Comic artist Elisha Lim first gained international acclaim with the 2010 book 100 Butches, and then notoriety when Lim refused to be referred to as “she” in interviews. “On a personal level I really believe that there are people who don’t fall in [the gender categories of] men and women,” says Lim, who prefers the pronoun “they . . . There are more than ‘he’ and ‘she’ in this world, and if there were six genders, I’d be number five.”
Lim is talking politics on the eve of the Montreal launch of the follow-up to 100 Butches – Lim’s Sissy 2012 calendar, which will be launched at a Nov 26 Montreal benefit to save that city’s volunteer-run Ste-Emilie Skillshare space for queer artists. Ste-Emilie owes more than $3,500 in bills, including $2,300 for rent and $1,300 for hydro.
“We’re a community art space run primarily by and for queer and trans people and people of colour,” says Ste-Emilie organizer Walker Oliver. “We aim to provide community members with accessible art resources and programming and to promote artistic expression and self-representation within marginalized communities.”

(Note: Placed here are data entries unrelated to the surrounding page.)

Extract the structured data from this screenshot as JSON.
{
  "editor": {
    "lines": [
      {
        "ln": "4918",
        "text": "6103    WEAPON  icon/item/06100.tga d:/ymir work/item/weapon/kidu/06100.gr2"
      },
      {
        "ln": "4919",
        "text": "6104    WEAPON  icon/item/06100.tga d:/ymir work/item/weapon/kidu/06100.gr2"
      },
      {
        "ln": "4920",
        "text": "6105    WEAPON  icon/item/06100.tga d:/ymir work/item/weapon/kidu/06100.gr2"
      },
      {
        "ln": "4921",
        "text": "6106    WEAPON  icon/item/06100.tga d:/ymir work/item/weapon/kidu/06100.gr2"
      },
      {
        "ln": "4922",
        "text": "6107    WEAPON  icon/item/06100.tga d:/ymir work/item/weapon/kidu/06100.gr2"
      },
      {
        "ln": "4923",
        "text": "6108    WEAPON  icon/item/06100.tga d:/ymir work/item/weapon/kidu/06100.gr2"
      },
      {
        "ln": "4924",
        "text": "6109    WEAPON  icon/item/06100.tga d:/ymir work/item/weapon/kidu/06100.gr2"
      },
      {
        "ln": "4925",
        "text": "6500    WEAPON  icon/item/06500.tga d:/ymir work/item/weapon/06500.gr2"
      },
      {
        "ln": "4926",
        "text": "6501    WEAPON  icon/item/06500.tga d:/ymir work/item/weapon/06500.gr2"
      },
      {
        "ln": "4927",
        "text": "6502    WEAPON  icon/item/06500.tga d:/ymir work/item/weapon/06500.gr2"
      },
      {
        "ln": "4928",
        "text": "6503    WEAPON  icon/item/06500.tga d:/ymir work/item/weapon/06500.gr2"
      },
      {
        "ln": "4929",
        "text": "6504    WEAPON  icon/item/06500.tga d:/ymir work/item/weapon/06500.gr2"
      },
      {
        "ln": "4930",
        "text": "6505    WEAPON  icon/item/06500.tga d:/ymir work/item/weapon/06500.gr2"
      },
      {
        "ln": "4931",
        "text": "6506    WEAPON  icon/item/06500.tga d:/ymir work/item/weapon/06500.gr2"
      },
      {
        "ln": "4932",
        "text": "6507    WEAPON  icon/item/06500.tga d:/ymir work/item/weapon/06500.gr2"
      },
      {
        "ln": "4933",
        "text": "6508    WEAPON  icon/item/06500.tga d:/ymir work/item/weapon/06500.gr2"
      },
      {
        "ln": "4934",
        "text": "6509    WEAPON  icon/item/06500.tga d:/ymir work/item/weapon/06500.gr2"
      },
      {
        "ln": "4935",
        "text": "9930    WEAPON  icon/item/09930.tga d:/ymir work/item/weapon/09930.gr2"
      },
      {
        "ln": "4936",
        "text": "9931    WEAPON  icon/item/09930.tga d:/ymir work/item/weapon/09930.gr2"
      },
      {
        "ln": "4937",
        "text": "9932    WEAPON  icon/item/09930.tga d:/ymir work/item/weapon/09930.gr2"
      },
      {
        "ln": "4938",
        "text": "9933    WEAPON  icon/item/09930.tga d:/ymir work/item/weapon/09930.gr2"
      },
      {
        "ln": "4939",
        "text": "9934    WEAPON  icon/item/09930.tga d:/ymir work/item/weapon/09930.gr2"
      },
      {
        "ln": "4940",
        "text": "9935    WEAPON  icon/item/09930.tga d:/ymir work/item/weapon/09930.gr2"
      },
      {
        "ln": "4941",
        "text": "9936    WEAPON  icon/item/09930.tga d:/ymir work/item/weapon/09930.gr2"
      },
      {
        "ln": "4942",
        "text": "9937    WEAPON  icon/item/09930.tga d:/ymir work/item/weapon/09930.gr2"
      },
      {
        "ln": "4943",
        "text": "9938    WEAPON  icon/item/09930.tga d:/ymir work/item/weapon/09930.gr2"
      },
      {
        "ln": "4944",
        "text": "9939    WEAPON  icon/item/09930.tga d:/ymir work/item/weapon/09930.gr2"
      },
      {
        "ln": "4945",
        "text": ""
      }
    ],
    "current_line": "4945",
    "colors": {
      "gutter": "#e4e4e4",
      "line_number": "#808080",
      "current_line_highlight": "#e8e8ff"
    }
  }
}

Skillshare has a paper and fabric silkscreen studio, a black and white darkroom, sewing machines, and its Ste-Em gallery space, which hosts workshops, meetings, vernissages and parties.
To help pay the bills, queer hip-hop collective Rough Diamond is hosting the Nov 26 Calling All Sissies benefit dance party at the Ste Emilie Skillshare, where Lim will launch the 2012 Sissy calendar. The artwork picks up where 100 Butches left off, with models from London, Berlin, Montreal and Toronto. When I ask about it, Lim replies, “I’ll tell you a public secret: the whole first half of my art career was all tracing. I used the computer. I put paper up against the screen and just traced photographs of people because I’d never been to art school and didn’t consider myself to be an artist at the time. I had no confidence.”
In fact, Lim did not want to be a comic artist as a kid and came into it by accident. “I was 25 and engaged to a man when I went to see a fortune teller [in 2004], and she changed my life,” says Lim, now 33. “At the time I was trying to become a [newspaper] reporter and a musician as well. And the fortune teller told me, ‘You have to quit because they’re both going to flop.’ But she said that art would make me famous. She also told me I wasn’t going to marry this guy I was with. She wasn’t wrong.”
The rest, as they say, is history. But that back story is why Lim is so keen on this fundraising benefit for the Ste-Emilie Skillshare.
“Some things need to be done outside of art school, in a space where people can be creative, muck things up with their hands, play with paint and get themselves dirty without being in an art-school setting,” Lim says. “It’s like me tracing the screen until I figured it out.”